If you have qualities to add to this list, please send it along to one of the Power Qs to bring to the discussion next time.
December 6th, 2009
We discussed great movements of the previous century, such as the Civil Rights Movement, the Peace Movement, and the Environmental Movement. We talked about what sorts of “actions” or “campaigns” make up a movement, such as letter-writing campaigns, sit-ins, and such like. We talked about how many of these campaign ideas originated with Gandhi, such as the boycott and the protest march. (In fact Martin Luther King, Jr. once said that his inspiration for the civil rights movement came from Christ but his methods came from Gandhi.) Lastly we talked about how important it is that activists practice non-violent resistance or satyagraha in all of their campaign methods. Satyagrahi (activists practicing Satyagraha) show they are willing to suffer for their cause but are not willing to harm. So for example if one wanted to protest fracking, it would not be okay to damage a mining company’s bulldozer in the middle of the night, but it would be okay to publicly chain oneself to the bulldozer.
We then put these ideas into practice by conducting a very small demonstration on the topic of bicycling, one of Larry’s favorite causes. We painted signs as shown, then marched to College Town occasionally chanting “What do we want?”, “Biking!”, “When do we want it?”, “Now!” We engaged a couple of students on the way, one of whom admitted “I don’t have a bike, but I don’t have a car either!” We finally reached College Town Bagels, our destination, and enjoyed hot beverages together before heading back.
December 2nd, 2009
Last time we met, we considered what differences, if any, were called to mind by the words “peace maker” and “peace builder.” We started from the premise that peace is not the absence of conflict, but rather how we respond to it. Our discussion brought these ideas forward. It seemed to us that a peace maker makes peace at the moment, trying to break up fights or arguments, trying to make someone feel better, or trying to solve a problem. There are risks in this role of peacemaking: you might be pulled into a situation in ways you had not intended; you might get hurt or “caught in the crossfire;” you might not know what to do or say; and you might not feel empowered to do anything constructive at all.
We felt a peace builder would work over a long period of time, trying to keep problems from coming up or to lessen the impact of a problem.
We felt that everyone brings differing skills to peace making/peace building, and that anyone would need a good set of peace-making or peace-building tools. We also felt it was important to acquire new skills, or to hone the skills you have, so that you are better able to act when you need to.

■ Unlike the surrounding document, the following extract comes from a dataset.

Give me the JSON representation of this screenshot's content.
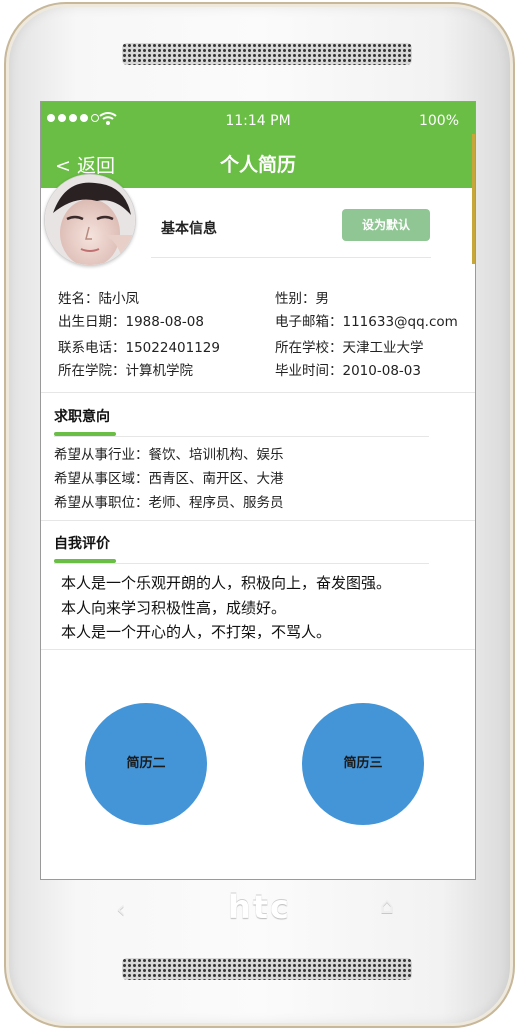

On a totally different topic, we discussed how we might contribute to this year’s Christmas Pageant. We are waiting to hear more about possibilities.